As a huge Jude Law fan, I was interested to check out this British curiosity from 1994. It's a strange film representing disenfranchised youths which is part action mayhem with slight undertones of sci-fi. "Shopping" is, perhaps, what one would call a great example of style over substance. The "near future" setting creates an interesting visual mood, the soundtrack is propulsive, the camera work is stylized, and the leads are certainly attractive. Better at evoking an ambience than telling a story, "Shopping" tends to divide audiences. As a love it or hate it proposition, however, I fall somewhat in the middle. There tends to be little in actual character development and, thus, our principles can appear quite unlikable--but for those that like fast cars and loud wrecks, there is much to recommend "Shopping."
Law, with Sadie Frost (prior to their marriage and subsequent divorce), plays part of a gang of teens who for sport steal cars, joyride, and for that extra thrill--smash the cars through plate glass windows!
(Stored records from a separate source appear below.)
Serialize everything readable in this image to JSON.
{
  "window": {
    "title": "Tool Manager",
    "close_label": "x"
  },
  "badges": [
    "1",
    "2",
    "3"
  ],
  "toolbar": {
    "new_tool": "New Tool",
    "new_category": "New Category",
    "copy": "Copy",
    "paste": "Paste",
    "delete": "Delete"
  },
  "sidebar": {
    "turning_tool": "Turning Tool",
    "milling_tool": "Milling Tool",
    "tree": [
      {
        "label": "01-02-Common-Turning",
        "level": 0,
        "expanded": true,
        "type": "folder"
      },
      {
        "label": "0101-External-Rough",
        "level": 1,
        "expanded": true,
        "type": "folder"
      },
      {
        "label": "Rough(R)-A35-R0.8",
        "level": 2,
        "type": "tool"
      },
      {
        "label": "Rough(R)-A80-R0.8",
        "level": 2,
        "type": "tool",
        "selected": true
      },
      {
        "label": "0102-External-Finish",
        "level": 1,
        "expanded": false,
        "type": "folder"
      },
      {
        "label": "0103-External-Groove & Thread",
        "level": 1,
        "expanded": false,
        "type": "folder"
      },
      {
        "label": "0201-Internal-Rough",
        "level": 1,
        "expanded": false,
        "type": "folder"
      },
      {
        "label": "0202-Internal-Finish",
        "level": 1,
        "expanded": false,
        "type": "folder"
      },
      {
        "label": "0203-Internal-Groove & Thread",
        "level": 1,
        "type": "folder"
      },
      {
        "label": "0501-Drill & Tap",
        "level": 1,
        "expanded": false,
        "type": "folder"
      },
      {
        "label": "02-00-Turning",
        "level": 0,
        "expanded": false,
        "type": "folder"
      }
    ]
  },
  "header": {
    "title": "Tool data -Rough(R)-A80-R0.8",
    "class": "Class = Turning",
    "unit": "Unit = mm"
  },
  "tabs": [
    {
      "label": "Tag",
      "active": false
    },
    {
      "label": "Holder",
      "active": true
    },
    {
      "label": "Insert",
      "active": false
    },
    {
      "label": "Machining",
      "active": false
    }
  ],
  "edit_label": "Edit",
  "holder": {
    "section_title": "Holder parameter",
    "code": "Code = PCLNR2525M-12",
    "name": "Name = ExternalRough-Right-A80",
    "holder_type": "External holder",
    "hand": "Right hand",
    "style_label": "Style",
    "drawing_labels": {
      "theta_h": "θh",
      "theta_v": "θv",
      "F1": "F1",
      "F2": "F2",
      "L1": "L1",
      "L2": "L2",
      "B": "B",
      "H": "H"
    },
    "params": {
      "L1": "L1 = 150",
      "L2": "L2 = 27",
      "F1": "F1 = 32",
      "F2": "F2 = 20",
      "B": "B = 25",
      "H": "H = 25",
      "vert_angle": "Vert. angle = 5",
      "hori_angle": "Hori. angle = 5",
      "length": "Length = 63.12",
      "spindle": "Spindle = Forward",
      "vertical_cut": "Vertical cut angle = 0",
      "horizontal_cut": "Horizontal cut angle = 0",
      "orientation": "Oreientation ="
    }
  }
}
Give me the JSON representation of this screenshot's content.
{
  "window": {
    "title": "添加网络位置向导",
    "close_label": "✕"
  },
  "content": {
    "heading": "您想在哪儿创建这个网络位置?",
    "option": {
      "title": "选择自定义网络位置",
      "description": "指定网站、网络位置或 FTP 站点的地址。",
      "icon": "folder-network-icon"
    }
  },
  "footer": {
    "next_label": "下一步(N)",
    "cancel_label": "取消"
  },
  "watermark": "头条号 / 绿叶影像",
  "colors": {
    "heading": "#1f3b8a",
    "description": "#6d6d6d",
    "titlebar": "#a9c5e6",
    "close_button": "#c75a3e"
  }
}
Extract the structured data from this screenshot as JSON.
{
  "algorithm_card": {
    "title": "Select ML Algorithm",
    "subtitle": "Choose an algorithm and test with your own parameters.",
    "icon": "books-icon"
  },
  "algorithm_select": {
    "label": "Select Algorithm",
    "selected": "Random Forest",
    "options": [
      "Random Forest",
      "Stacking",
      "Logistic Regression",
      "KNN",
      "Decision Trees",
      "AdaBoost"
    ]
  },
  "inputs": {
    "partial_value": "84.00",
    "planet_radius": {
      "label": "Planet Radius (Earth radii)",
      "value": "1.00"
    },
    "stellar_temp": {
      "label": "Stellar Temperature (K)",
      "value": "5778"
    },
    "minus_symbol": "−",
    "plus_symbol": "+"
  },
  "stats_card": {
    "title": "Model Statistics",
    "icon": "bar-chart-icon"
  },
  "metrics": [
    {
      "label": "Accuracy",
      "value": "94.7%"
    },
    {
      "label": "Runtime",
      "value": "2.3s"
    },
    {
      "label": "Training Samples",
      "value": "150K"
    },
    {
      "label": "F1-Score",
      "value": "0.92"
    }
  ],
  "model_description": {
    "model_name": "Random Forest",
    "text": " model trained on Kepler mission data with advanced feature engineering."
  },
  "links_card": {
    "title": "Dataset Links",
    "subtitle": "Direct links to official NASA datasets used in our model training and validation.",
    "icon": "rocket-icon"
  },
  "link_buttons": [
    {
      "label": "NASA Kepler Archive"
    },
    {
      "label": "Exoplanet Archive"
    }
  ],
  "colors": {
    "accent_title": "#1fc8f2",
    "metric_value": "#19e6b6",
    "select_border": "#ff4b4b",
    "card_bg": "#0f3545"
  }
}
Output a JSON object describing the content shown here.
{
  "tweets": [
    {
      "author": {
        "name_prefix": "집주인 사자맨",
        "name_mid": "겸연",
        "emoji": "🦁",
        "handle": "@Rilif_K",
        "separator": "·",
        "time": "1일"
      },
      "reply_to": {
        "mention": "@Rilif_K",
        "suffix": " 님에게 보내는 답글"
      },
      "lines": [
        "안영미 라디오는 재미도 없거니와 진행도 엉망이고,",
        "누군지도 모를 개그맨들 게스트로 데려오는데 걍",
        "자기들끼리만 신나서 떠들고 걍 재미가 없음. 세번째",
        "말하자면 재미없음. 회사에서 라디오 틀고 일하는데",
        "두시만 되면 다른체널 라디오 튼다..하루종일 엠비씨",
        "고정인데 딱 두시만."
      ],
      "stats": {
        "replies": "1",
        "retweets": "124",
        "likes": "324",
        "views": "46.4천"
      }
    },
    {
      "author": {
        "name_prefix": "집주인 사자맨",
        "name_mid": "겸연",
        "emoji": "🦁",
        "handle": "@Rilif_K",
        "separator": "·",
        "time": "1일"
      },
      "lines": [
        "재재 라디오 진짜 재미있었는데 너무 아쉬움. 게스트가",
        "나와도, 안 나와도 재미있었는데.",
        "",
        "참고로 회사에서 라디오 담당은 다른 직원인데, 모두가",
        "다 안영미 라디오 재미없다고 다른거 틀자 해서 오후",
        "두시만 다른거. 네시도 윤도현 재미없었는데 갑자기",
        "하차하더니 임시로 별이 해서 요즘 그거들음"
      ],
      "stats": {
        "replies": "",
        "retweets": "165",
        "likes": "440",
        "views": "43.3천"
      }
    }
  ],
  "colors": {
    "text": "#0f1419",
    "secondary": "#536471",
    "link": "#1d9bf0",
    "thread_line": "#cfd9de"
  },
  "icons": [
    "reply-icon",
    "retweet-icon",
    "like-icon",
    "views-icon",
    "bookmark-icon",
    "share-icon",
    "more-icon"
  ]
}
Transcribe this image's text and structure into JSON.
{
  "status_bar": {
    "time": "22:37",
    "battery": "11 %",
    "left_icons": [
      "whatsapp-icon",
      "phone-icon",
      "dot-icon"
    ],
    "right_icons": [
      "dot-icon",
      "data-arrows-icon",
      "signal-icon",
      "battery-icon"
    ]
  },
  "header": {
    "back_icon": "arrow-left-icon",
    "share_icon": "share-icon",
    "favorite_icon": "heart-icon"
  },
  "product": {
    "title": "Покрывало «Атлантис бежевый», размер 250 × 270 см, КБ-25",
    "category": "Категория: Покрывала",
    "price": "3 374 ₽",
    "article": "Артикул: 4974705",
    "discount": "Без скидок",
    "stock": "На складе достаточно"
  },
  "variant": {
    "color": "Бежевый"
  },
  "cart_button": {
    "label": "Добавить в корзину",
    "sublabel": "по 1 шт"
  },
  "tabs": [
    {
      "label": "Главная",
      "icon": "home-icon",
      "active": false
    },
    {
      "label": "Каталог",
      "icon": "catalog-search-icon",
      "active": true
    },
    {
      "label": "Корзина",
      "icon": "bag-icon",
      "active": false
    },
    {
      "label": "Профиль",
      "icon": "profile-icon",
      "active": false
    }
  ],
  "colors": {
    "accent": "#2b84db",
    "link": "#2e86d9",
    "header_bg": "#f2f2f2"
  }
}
Then they trash the places they've crashed into--really a charming hobby. There is an anarchy to the bunch, a nihilism, a selfishness. While I think the film wants us to ascribe a deeper socio-political meaning to their acts of rebellion--in truth, they just come off as a bunch of criminal brats. Anyone who has a different purpose, aside from meandering through the chaos, is instantly positioned as a villain whether it's Jonathan Pryce as a policeman trying to help straighten the kids out or Sean Pertwee as a cohort who might turn into a real gangster. Of course, everything boils down to a final job and a final confrontation but the ending may leave some wanting.
"Shopping" does have a certain appeal, but it lacks a strong screenplay or thru-line. I enjoyed it well enough once, but I'd probably not watch it again. I was mainly interested in the actors and the "Blade Runner" visuals. With so many films of a similar nature available, I'm not sure whether "Shopping" is distinctive enough or solid enough to be accepted as a noteworthy new DVD for modern viewers (especially younger ones that will lack a certain nostalgia factor). If it sounds like your thing, you'll probably like "Shopping." A curiosity, at best, the film lacks the focus or conviction to make it truly great. But it's always good to see Sean Bean (a gangster, of course). KGHarris, 1/11.